───── MATERIAL FOR THIS TASK ─────

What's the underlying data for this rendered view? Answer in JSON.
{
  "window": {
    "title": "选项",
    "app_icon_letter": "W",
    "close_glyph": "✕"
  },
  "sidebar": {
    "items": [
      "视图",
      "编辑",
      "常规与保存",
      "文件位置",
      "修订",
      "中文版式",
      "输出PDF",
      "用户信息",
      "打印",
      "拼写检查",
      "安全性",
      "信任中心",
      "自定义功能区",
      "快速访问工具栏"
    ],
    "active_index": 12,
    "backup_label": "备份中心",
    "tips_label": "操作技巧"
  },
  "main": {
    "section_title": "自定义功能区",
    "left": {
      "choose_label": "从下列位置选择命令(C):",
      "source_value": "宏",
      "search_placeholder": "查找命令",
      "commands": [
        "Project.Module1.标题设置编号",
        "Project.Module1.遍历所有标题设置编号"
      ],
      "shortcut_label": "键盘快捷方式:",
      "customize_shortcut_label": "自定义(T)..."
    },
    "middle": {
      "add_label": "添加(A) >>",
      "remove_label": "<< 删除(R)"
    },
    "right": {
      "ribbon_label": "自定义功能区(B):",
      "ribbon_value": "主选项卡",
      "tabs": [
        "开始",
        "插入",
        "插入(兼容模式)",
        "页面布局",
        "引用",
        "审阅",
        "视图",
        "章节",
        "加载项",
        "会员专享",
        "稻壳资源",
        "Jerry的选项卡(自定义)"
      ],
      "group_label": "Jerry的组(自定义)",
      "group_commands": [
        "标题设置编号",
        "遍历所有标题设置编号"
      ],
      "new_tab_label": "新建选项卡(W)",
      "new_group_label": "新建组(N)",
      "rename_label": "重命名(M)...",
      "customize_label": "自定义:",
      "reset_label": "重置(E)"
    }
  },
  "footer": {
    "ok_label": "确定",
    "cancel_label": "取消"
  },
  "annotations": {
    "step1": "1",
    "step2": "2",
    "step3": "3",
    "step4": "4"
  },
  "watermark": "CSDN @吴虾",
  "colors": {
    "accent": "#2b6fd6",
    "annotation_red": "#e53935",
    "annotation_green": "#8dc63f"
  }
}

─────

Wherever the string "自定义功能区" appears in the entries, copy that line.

      "自定义功能区",
    "section_title": "自定义功能区",
      "ribbon_label": "自定义功能区(B):",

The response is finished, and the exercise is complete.